• _Dataset rows describing interfaces_
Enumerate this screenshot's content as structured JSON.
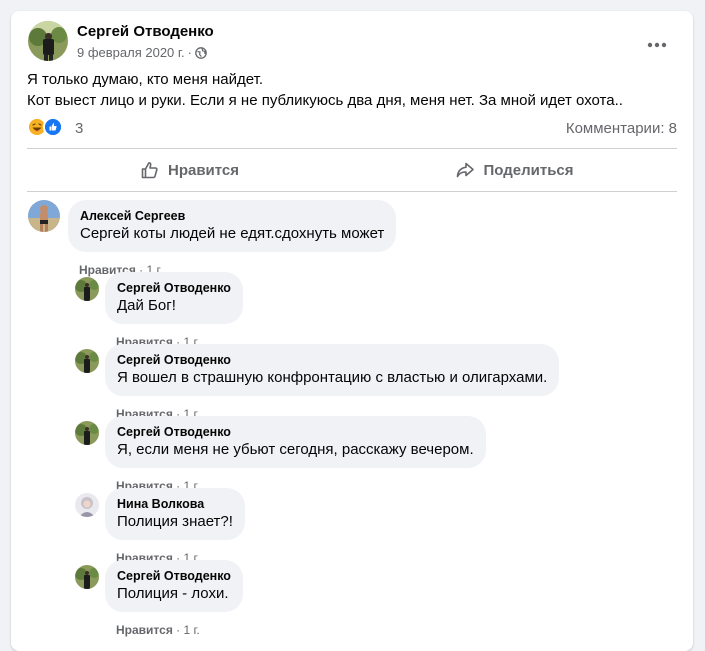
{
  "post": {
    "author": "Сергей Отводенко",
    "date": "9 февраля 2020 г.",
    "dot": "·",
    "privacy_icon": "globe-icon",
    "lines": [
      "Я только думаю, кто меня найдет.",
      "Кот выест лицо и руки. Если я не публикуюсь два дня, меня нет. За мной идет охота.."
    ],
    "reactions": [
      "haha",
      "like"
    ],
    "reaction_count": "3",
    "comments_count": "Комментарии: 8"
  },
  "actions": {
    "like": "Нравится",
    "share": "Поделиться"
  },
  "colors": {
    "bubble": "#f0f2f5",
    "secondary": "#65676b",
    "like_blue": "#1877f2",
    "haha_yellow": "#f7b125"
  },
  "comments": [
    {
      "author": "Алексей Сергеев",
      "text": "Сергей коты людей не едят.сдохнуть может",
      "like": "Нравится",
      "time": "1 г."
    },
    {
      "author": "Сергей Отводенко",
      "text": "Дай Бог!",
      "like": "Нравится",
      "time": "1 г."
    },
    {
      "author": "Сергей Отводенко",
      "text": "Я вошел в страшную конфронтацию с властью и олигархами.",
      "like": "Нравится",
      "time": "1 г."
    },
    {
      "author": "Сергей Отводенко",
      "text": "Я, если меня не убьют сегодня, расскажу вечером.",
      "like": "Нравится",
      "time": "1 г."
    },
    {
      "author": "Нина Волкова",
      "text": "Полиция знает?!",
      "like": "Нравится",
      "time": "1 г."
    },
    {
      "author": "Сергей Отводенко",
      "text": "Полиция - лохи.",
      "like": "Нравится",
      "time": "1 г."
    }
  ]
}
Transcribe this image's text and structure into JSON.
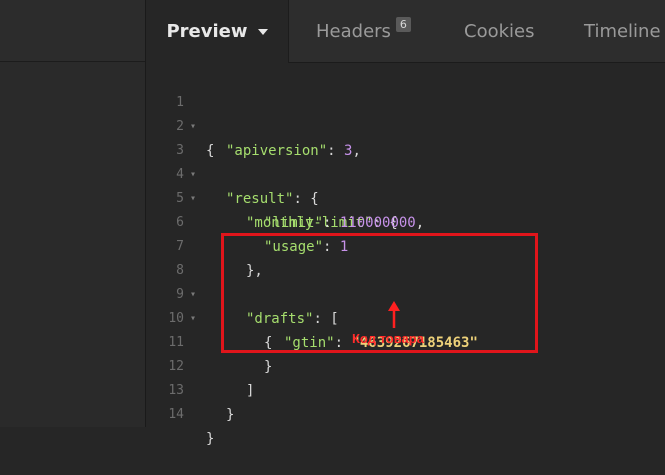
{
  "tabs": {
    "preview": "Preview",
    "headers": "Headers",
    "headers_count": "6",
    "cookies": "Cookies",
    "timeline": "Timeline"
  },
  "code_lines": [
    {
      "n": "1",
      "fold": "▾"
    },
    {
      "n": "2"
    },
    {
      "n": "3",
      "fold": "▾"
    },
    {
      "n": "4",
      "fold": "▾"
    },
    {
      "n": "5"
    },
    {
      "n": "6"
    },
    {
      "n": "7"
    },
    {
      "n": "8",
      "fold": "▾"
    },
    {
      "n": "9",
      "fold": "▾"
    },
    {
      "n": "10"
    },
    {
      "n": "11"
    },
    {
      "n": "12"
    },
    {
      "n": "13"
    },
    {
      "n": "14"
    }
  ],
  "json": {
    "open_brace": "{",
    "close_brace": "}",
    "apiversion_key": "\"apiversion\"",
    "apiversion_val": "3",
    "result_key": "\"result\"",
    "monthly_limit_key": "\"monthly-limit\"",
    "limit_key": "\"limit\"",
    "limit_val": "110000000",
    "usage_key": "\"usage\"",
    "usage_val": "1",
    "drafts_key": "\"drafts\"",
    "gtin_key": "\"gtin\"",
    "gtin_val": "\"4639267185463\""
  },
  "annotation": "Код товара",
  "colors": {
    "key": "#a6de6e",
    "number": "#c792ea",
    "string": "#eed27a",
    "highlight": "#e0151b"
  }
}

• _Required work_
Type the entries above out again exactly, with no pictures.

• _Answer below_
Enumerate this screenshot's content as structured JSON.
{
  "post": {
    "author": "Сергей Отводенко",
    "date": "9 февраля 2020 г.",
    "dot": "·",
    "privacy_icon": "globe-icon",
    "lines": [
      "Я только думаю, кто меня найдет.",
      "Кот выест лицо и руки. Если я не публикуюсь два дня, меня нет. За мной идет охота.."
    ],
    "reactions": [
      "haha",
      "like"
    ],
    "reaction_count": "3",
    "comments_count": "Комментарии: 8"
  },
  "actions": {
    "like": "Нравится",
    "share": "Поделиться"
  },
  "colors": {
    "bubble": "#f0f2f5",
    "secondary": "#65676b",
    "like_blue": "#1877f2",
    "haha_yellow": "#f7b125"
  },
  "comments": [
    {
      "author": "Алексей Сергеев",
      "text": "Сергей коты людей не едят.сдохнуть может",
      "like": "Нравится",
      "time": "1 г."
    },
    {
      "author": "Сергей Отводенко",
      "text": "Дай Бог!",
      "like": "Нравится",
      "time": "1 г."
    },
    {
      "author": "Сергей Отводенко",
      "text": "Я вошел в страшную конфронтацию с властью и олигархами.",
      "like": "Нравится",
      "time": "1 г."
    },
    {
      "author": "Сергей Отводенко",
      "text": "Я, если меня не убьют сегодня, расскажу вечером.",
      "like": "Нравится",
      "time": "1 г."
    },
    {
      "author": "Нина Волкова",
      "text": "Полиция знает?!",
      "like": "Нравится",
      "time": "1 г."
    },
    {
      "author": "Сергей Отводенко",
      "text": "Полиция - лохи.",
      "like": "Нравится",
      "time": "1 г."
    }
  ]
}
Transcribe this image's text and structure into JSON.
{
  "tabs": {
    "preview": "Preview",
    "headers": "Headers",
    "headers_count": "6",
    "cookies": "Cookies",
    "timeline": "Timeline"
  },
  "code_lines": [
    {
      "n": "1",
      "fold": "▾"
    },
    {
      "n": "2"
    },
    {
      "n": "3",
      "fold": "▾"
    },
    {
      "n": "4",
      "fold": "▾"
    },
    {
      "n": "5"
    },
    {
      "n": "6"
    },
    {
      "n": "7"
    },
    {
      "n": "8",
      "fold": "▾"
    },
    {
      "n": "9",
      "fold": "▾"
    },
    {
      "n": "10"
    },
    {
      "n": "11"
    },
    {
      "n": "12"
    },
    {
      "n": "13"
    },
    {
      "n": "14"
    }
  ],
  "json": {
    "open_brace": "{",
    "close_brace": "}",
    "apiversion_key": "\"apiversion\"",
    "apiversion_val": "3",
    "result_key": "\"result\"",
    "monthly_limit_key": "\"monthly-limit\"",
    "limit_key": "\"limit\"",
    "limit_val": "110000000",
    "usage_key": "\"usage\"",
    "usage_val": "1",
    "drafts_key": "\"drafts\"",
    "gtin_key": "\"gtin\"",
    "gtin_val": "\"4639267185463\""
  },
  "annotation": "Код товара",
  "colors": {
    "key": "#a6de6e",
    "number": "#c792ea",
    "string": "#eed27a",
    "highlight": "#e0151b"
  }
}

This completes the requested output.